3. Food waste
4. Greasy cardboard and paper
5. Electronics and cords
7. Toner cartridges
8. Used napkins, paper towels and tissues
10. Poly-lined beverage cups
11. Biodegradable or compostable plastics
12. Plastic cutlery, straws or other #6 plastics
Note: some of these items can be collected and recycled through other programs, just not through the city of Chicago’s blue cart recycling program. Plastic bags, for example, can be dropped off at various locations throughout the city. To find a location near you, search by zip code here.
Other items that often end up in recycling bins, but shouldn’t, are common household items.
“Old or broken plastic laundry baskets, glassware, cookie sheets, plates should go in the garbage,” Martinez said, adding that if items are in good condition they should be donated.
Wire hangers, according to the city’s head of the recycling department, should also go in the garbage, not the recycling. Martinez pointed out that many dry cleaners will accept wire hangers, so bring them there instead.
Not sure if something should go into the trash or recycling?
Find out on the city’s new recycling-focused website, Recycle by City Chicago.
The website, launched earlier this month, was created by Tracy Bugh, creative director and founder of Civil Agents who formerly worked as a creative director in the TV and entertainment industry. She approached the design of the website from the most important point of view—the consumer’s.
“I felt like there was a hole from a consumer’s standpoint. Looking for recycling information can be hard to find,” she said. “I think people are curious about recycling if information is given to them in a way that’s consumable rather than PDF fliers.”
Creating a visually driven website was key for consumers and the city.
“The whole reason for the website is we want to make recycling easy,” Martinez said. “The whole reason why we have the blue carts, the single stream, right there for the 600,000 single-family units we serve—part of that is having an easy guide of what can and can’t be recycled. The really great thing about the website is it’s very visual. Our hope is that it crosses language barriers because we have visual images of what can and can’t be recycled.”
In addition to outlining what can be recycled, the website provides information about why certain items can and can't be sorted and ultimately reused.
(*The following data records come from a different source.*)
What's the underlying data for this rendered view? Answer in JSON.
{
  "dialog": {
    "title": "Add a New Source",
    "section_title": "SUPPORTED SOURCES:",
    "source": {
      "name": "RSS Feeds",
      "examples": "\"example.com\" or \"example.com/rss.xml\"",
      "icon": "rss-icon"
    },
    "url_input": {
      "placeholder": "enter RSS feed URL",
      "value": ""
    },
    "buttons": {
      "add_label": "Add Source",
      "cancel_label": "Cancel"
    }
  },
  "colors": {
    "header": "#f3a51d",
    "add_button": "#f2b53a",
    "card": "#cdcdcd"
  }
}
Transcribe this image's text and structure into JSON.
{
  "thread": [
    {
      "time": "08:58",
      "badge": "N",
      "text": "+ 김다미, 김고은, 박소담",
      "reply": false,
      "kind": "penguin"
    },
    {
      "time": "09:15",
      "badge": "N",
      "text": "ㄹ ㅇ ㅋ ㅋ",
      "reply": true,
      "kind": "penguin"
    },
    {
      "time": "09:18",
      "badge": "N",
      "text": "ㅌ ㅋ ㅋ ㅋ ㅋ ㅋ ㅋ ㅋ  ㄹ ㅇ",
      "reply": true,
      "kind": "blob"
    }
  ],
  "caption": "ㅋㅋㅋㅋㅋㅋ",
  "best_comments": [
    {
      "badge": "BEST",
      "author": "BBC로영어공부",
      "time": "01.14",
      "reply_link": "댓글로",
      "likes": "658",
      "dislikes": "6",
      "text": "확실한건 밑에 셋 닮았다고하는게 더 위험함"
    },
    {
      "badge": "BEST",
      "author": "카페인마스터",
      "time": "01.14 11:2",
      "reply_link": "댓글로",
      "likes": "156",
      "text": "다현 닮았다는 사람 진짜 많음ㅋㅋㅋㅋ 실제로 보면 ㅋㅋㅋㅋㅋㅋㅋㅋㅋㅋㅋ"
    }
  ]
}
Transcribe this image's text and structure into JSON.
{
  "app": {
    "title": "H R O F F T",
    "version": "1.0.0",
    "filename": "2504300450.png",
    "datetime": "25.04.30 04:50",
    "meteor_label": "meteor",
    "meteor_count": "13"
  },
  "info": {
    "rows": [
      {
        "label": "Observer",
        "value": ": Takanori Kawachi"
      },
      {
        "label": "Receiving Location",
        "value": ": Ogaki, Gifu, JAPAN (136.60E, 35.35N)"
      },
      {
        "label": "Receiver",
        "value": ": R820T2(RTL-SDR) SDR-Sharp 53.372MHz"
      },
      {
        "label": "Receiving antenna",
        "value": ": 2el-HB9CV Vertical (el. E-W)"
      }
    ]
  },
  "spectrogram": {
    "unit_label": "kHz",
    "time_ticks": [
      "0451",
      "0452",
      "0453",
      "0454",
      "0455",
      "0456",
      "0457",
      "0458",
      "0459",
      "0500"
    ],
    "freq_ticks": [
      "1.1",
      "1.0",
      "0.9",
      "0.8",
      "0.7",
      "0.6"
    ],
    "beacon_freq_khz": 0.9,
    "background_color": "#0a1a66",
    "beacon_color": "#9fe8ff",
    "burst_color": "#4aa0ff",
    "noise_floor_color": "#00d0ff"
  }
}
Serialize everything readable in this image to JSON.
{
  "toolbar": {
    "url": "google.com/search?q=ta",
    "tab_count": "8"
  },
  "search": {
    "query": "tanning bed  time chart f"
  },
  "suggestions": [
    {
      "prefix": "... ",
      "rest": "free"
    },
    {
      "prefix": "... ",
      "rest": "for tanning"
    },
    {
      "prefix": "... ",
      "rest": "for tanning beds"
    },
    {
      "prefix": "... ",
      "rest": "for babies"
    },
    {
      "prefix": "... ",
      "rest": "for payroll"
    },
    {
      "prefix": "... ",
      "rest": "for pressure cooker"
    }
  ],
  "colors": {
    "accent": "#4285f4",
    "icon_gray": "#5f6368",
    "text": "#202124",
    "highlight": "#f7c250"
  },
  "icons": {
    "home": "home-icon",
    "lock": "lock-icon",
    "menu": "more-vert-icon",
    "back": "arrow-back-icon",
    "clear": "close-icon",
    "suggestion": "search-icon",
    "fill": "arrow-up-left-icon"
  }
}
“We get into a lot of the financials behind it. Like why aren’t potato chip bags recyclable? It’s because it’s not worth the cost,” Bugh said.
The website also challenges people’s preconceived notions about what can be recycled, with a pretty creative approach.
“The idea for a quiz came about from trying to have a platform where you can bust those myths that people hold to be true,” Bugh said.
To determine which myths were most widespread in Chicago, Bugh and her team asked the city of Chicago which items were the biggest contaminants, what were the most expensive mistakes people made when recycling and what were the most frequent mistakes made by residents.
“We really try to capture those things that people don’t know are recyclable,” Bugh said.
Test your recycling knowledge in the city’s quiz by clicking here.
Do you throw out the Christmas tree?
When the holiday season is over and your tree is looking less merry and bright, don’t throw it out. Take it to one of the city’s 24 Christmas tree recycling centers.
Use the map below to find locations that will begin accepting Christmas trees from Jan. 2 through Jan. 16. (The six starred locations represent places where you can pick up free mulch beginning Jan. 11.)
Follow Kristen Thometz on Twitter: @kristenthometz
The city of Chicago's partial ban on plastic bags is now in place, but the ordinance as it's currently written will still allow stores to give out plastic bags, provided they meet certain standards.